October 10, 2007

Government probe finds widespread abuse at juvenile boot camps

When a spider bite sickened 15-year-old Roberto Reyes, staff at a juvenile boot camp tied a 20-pound sandbag around his neck. He later died.
An isolated incident? Not hardly.

The report of a government investigation, released today, documents widespread abuses at juvenile boot camps and wilderness therapy programs around the country and in U.S.-operated facilities abroad. Innvestigators found 1,619 incidents in 2005 alone.

The Government Accountability Office report attributes the abuses to a combination of factors, including reckless operations, untrained staff, insufficient food, and a lack of regulation or oversight. There's not even a central database to register complaints.

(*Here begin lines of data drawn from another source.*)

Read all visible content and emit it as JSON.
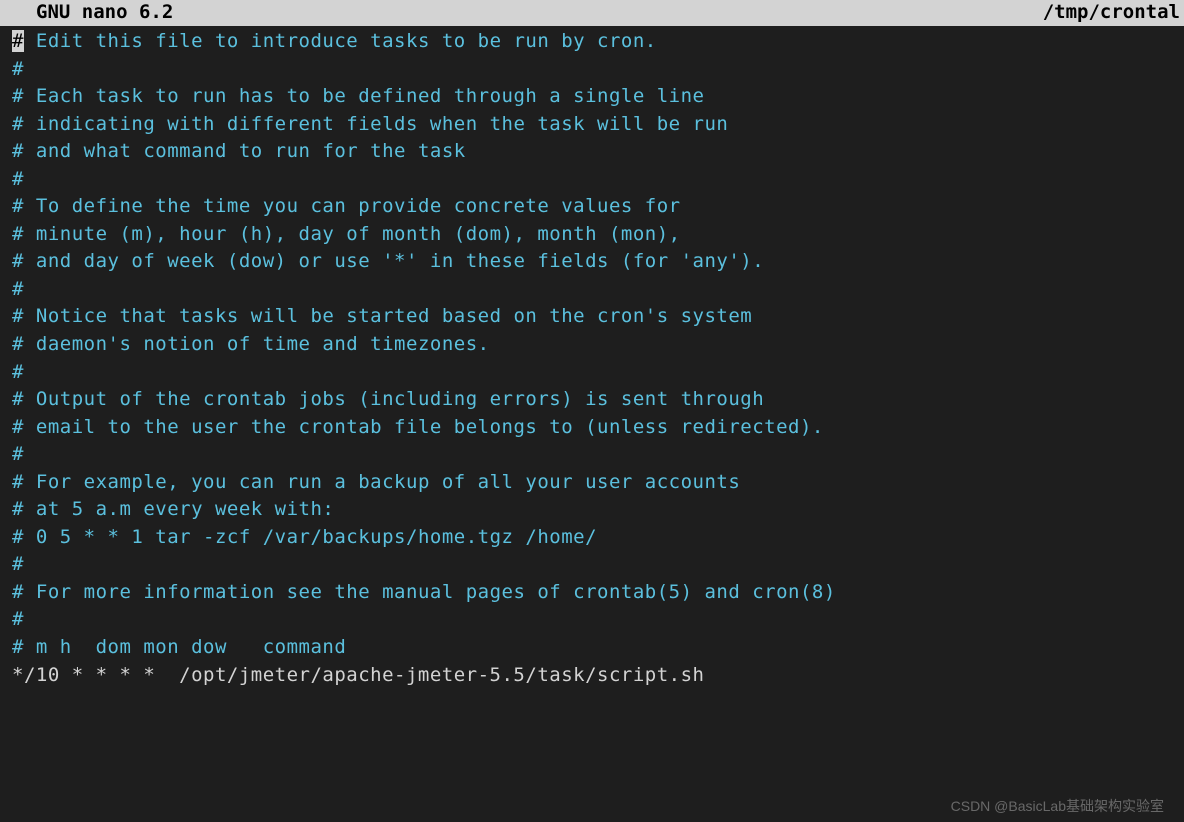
{
  "header": {
    "left": "GNU nano 6.2",
    "right": "/tmp/crontal"
  },
  "lines": [
    {
      "prefix_highlight": "#",
      "text": " Edit this file to introduce tasks to be run by cron.",
      "is_comment": true
    },
    {
      "prefix": "#",
      "text": "",
      "is_comment": true
    },
    {
      "prefix": "#",
      "text": " Each task to run has to be defined through a single line",
      "is_comment": true
    },
    {
      "prefix": "#",
      "text": " indicating with different fields when the task will be run",
      "is_comment": true
    },
    {
      "prefix": "#",
      "text": " and what command to run for the task",
      "is_comment": true
    },
    {
      "prefix": "#",
      "text": "",
      "is_comment": true
    },
    {
      "prefix": "#",
      "text": " To define the time you can provide concrete values for",
      "is_comment": true
    },
    {
      "prefix": "#",
      "text": " minute (m), hour (h), day of month (dom), month (mon),",
      "is_comment": true
    },
    {
      "prefix": "#",
      "text": " and day of week (dow) or use '*' in these fields (for 'any').",
      "is_comment": true
    },
    {
      "prefix": "#",
      "text": "",
      "is_comment": true
    },
    {
      "prefix": "#",
      "text": " Notice that tasks will be started based on the cron's system",
      "is_comment": true
    },
    {
      "prefix": "#",
      "text": " daemon's notion of time and timezones.",
      "is_comment": true
    },
    {
      "prefix": "#",
      "text": "",
      "is_comment": true
    },
    {
      "prefix": "#",
      "text": " Output of the crontab jobs (including errors) is sent through",
      "is_comment": true
    },
    {
      "prefix": "#",
      "text": " email to the user the crontab file belongs to (unless redirected).",
      "is_comment": true
    },
    {
      "prefix": "#",
      "text": "",
      "is_comment": true
    },
    {
      "prefix": "#",
      "text": " For example, you can run a backup of all your user accounts",
      "is_comment": true
    },
    {
      "prefix": "#",
      "text": " at 5 a.m every week with:",
      "is_comment": true
    },
    {
      "prefix": "#",
      "text": " 0 5 * * 1 tar -zcf /var/backups/home.tgz /home/",
      "is_comment": true
    },
    {
      "prefix": "#",
      "text": "",
      "is_comment": true
    },
    {
      "prefix": "#",
      "text": " For more information see the manual pages of crontab(5) and cron(8)",
      "is_comment": true
    },
    {
      "prefix": "#",
      "text": "",
      "is_comment": true
    },
    {
      "prefix": "#",
      "text": " m h  dom mon dow   command",
      "is_comment": true
    },
    {
      "prefix": "",
      "text": "*/10 * * * *  /opt/jmeter/apache-jmeter-5.5/task/script.sh",
      "is_comment": false
    }
  ],
  "watermark": "CSDN @BasicLab基础架构实验室"
}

This morning, parents of some of the child victims testified at a hearing before the Education and Labor Committee of the U.S. House of Representatives. It's good to see that Congress is finally shining a spotlight on this unregulated industry, because deaths like Roberto Reyes' – including many from dehydration and abusive physical discipline - have been in the news for decades.